__YOUR TASK__: Print every line of the data word for word.

(LISTED RECORDS)

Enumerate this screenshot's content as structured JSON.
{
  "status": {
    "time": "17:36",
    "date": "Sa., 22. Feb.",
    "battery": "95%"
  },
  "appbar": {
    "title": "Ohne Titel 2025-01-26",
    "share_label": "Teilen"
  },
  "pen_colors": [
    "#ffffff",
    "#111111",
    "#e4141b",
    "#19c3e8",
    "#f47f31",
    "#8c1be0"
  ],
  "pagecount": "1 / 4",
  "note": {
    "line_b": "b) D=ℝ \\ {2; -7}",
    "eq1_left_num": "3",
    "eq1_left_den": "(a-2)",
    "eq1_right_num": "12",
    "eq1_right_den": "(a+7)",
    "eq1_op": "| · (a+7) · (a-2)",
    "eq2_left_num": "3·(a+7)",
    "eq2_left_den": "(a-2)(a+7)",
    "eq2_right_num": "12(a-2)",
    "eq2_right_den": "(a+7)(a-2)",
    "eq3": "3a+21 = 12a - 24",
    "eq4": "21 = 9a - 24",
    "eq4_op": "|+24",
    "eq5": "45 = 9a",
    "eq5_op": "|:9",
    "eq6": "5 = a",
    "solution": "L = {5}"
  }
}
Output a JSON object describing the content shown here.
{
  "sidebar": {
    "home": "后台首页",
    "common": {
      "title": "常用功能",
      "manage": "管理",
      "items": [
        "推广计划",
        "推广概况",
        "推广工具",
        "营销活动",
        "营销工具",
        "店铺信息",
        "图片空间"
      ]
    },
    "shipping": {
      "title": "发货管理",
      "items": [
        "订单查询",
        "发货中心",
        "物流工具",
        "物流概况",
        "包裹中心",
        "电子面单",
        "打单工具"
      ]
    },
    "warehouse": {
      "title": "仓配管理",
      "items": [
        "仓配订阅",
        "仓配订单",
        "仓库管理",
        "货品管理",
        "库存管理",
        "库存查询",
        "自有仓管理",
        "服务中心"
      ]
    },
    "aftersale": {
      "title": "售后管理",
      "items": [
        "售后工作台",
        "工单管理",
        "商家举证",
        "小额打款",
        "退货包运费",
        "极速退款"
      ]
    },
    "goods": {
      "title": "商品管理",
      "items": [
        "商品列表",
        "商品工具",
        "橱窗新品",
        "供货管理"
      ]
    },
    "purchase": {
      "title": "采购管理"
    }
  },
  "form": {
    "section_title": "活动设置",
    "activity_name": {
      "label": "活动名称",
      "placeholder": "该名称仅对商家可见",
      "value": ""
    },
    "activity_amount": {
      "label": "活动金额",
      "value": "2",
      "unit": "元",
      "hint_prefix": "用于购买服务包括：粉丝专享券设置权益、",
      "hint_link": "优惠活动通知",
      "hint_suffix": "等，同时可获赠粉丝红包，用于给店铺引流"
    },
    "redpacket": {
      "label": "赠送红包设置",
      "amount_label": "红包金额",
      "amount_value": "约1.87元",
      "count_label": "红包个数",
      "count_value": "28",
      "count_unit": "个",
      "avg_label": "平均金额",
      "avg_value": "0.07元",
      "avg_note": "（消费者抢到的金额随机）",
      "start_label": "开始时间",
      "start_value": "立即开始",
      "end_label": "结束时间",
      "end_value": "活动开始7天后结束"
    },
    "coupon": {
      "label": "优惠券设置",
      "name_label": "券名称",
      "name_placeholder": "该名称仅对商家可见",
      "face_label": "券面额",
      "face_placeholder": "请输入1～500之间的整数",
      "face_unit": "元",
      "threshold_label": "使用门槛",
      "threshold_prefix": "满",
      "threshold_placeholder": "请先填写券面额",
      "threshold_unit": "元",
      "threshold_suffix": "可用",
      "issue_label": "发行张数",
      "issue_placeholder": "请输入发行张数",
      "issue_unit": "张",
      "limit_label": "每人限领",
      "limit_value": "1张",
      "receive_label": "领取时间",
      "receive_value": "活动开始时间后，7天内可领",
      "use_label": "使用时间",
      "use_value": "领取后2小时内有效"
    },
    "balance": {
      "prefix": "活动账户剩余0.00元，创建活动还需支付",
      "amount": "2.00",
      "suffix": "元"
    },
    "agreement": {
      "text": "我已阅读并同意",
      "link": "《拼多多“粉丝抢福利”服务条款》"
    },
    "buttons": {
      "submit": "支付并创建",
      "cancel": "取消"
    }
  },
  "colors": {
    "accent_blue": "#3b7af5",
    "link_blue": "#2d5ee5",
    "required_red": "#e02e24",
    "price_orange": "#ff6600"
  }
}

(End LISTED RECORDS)

__OUTPUT__:
Enumerate this screenshot's content as structured JSON.
{
  "status": {
    "time": "17:36",
    "date": "Sa., 22. Feb.",
    "battery": "95%"
  },
  "appbar": {
    "title": "Ohne Titel 2025-01-26",
    "share_label": "Teilen"
  },
  "pen_colors": [
    "#ffffff",
    "#111111",
    "#e4141b",
    "#19c3e8",
    "#f47f31",
    "#8c1be0"
  ],
  "pagecount": "1 / 4",
  "note": {
    "line_b": "b) D=ℝ \\ {2; -7}",
    "eq1_left_num": "3",
    "eq1_left_den": "(a-2)",
    "eq1_right_num": "12",
    "eq1_right_den": "(a+7)",
    "eq1_op": "| · (a+7) · (a-2)",
    "eq2_left_num": "3·(a+7)",
    "eq2_left_den": "(a-2)(a+7)",
    "eq2_right_num": "12(a-2)",
    "eq2_right_den": "(a+7)(a-2)",
    "eq3": "3a+21 = 12a - 24",
    "eq4": "21 = 9a - 24",
    "eq4_op": "|+24",
    "eq5": "45 = 9a",
    "eq5_op": "|:9",
    "eq6": "5 = a",
    "solution": "L = {5}"
  }
}
Output a JSON object describing the content shown here.
{
  "sidebar": {
    "home": "后台首页",
    "common": {
      "title": "常用功能",
      "manage": "管理",
      "items": [
        "推广计划",
        "推广概况",
        "推广工具",
        "营销活动",
        "营销工具",
        "店铺信息",
        "图片空间"
      ]
    },
    "shipping": {
      "title": "发货管理",
      "items": [
        "订单查询",
        "发货中心",
        "物流工具",
        "物流概况",
        "包裹中心",
        "电子面单",
        "打单工具"
      ]
    },
    "warehouse": {
      "title": "仓配管理",
      "items": [
        "仓配订阅",
        "仓配订单",
        "仓库管理",
        "货品管理",
        "库存管理",
        "库存查询",
        "自有仓管理",
        "服务中心"
      ]
    },
    "aftersale": {
      "title": "售后管理",
      "items": [
        "售后工作台",
        "工单管理",
        "商家举证",
        "小额打款",
        "退货包运费",
        "极速退款"
      ]
    },
    "goods": {
      "title": "商品管理",
      "items": [
        "商品列表",
        "商品工具",
        "橱窗新品",
        "供货管理"
      ]
    },
    "purchase": {
      "title": "采购管理"
    }
  },
  "form": {
    "section_title": "活动设置",
    "activity_name": {
      "label": "活动名称",
      "placeholder": "该名称仅对商家可见",
      "value": ""
    },
    "activity_amount": {
      "label": "活动金额",
      "value": "2",
      "unit": "元",
      "hint_prefix": "用于购买服务包括：粉丝专享券设置权益、",
      "hint_link": "优惠活动通知",
      "hint_suffix": "等，同时可获赠粉丝红包，用于给店铺引流"
    },
    "redpacket": {
      "label": "赠送红包设置",
      "amount_label": "红包金额",
      "amount_value": "约1.87元",
      "count_label": "红包个数",
      "count_value": "28",
      "count_unit": "个",
      "avg_label": "平均金额",
      "avg_value": "0.07元",
      "avg_note": "（消费者抢到的金额随机）",
      "start_label": "开始时间",
      "start_value": "立即开始",
      "end_label": "结束时间",
      "end_value": "活动开始7天后结束"
    },
    "coupon": {
      "label": "优惠券设置",
      "name_label": "券名称",
      "name_placeholder": "该名称仅对商家可见",
      "face_label": "券面额",
      "face_placeholder": "请输入1～500之间的整数",
      "face_unit": "元",
      "threshold_label": "使用门槛",
      "threshold_prefix": "满",
      "threshold_placeholder": "请先填写券面额",
      "threshold_unit": "元",
      "threshold_suffix": "可用",
      "issue_label": "发行张数",
      "issue_placeholder": "请输入发行张数",
      "issue_unit": "张",
      "limit_label": "每人限领",
      "limit_value": "1张",
      "receive_label": "领取时间",
      "receive_value": "活动开始时间后，7天内可领",
      "use_label": "使用时间",
      "use_value": "领取后2小时内有效"
    },
    "balance": {
      "prefix": "活动账户剩余0.00元，创建活动还需支付",
      "amount": "2.00",
      "suffix": "元"
    },
    "agreement": {
      "text": "我已阅读并同意",
      "link": "《拼多多“粉丝抢福利”服务条款》"
    },
    "buttons": {
      "submit": "支付并创建",
      "cancel": "取消"
    }
  },
  "colors": {
    "accent_blue": "#3b7af5",
    "link_blue": "#2d5ee5",
    "required_red": "#e02e24",
    "price_orange": "#ff6600"
  }
}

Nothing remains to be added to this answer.